== What this task involves ==
With no edits of any kind, print each record that follows.

(Items from an interface collection)
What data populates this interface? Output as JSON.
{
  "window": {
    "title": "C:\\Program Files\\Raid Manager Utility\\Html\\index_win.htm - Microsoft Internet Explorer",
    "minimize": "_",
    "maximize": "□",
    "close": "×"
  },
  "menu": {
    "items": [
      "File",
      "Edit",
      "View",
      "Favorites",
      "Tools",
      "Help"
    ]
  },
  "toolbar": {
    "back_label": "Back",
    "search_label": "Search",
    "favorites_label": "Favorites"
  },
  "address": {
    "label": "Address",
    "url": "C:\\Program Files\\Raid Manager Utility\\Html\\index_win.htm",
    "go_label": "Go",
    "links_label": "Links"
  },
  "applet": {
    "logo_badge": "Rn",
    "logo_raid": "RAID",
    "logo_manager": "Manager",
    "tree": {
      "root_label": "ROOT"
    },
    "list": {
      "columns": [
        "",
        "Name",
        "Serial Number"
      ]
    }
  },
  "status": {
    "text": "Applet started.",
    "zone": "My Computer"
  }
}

== Exercise output ==
What data populates this interface? Output as JSON.
{
  "window": {
    "title": "C:\\Program Files\\Raid Manager Utility\\Html\\index_win.htm - Microsoft Internet Explorer",
    "minimize": "_",
    "maximize": "□",
    "close": "×"
  },
  "menu": {
    "items": [
      "File",
      "Edit",
      "View",
      "Favorites",
      "Tools",
      "Help"
    ]
  },
  "toolbar": {
    "back_label": "Back",
    "search_label": "Search",
    "favorites_label": "Favorites"
  },
  "address": {
    "label": "Address",
    "url": "C:\\Program Files\\Raid Manager Utility\\Html\\index_win.htm",
    "go_label": "Go",
    "links_label": "Links"
  },
  "applet": {
    "logo_badge": "Rn",
    "logo_raid": "RAID",
    "logo_manager": "Manager",
    "tree": {
      "root_label": "ROOT"
    },
    "list": {
      "columns": [
        "",
        "Name",
        "Serial Number"
      ]
    }
  },
  "status": {
    "text": "Applet started.",
    "zone": "My Computer"
  }
}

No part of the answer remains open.